From the noun свобода, which is from Common Slavonic *sveboda.
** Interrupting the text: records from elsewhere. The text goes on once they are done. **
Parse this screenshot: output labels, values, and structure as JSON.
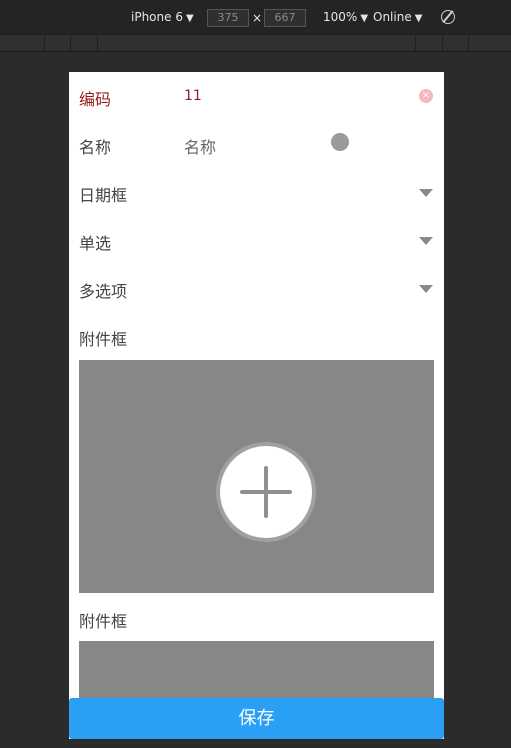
{
  "devtools": {
    "device": "iPhone 6",
    "width": "375",
    "times": "×",
    "height": "667",
    "zoom": "100%",
    "network": "Online",
    "dropdown_glyph": "▼"
  },
  "form": {
    "code": {
      "label": "编码",
      "value": "11",
      "clear_glyph": "×"
    },
    "name": {
      "label": "名称",
      "value": "名称"
    },
    "date": {
      "label": "日期框"
    },
    "single": {
      "label": "单选"
    },
    "multi": {
      "label": "多选项"
    },
    "attachment1": {
      "label": "附件框"
    },
    "attachment2": {
      "label": "附件框"
    }
  },
  "actions": {
    "save": "保存"
  },
  "colors": {
    "accent": "#2aa0f5",
    "error_text": "#9a1b1b",
    "clear_icon": "#f4b9b9",
    "upload_bg": "#878787"
  },
  "icons": {
    "clear": "clear-icon",
    "dropdown": "chevron-down-icon",
    "add": "plus-icon",
    "rotate": "rotate-icon"
  }
}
It has a variant in Old Russian слобода (same meaning). Common Slavonic *sveboda is related to OCS свобьство, собьство, where *svobь is from *svojь (see свой, свойство). Cognate with German Schwaben, Suebi. —Stephen (Talk) 21:46, 29 September 2012 (UTC)
Ok, thank you, but what is the link with свой (svoj) ? A свободный man is someone who "owns himself, his own body", this is it ? --Fsojic (talk) 13:36, 30 September 2012 (UTC)
The link with свой (svoj) happened at a very early time, in Early Common Slavonic or perhaps even earlier (in PIE). I am not sure of the range of meaning in PIE *swe, but the main sense was separate, apart. —Stephen (Talk) 00:06, 1 October 2012 (UTC)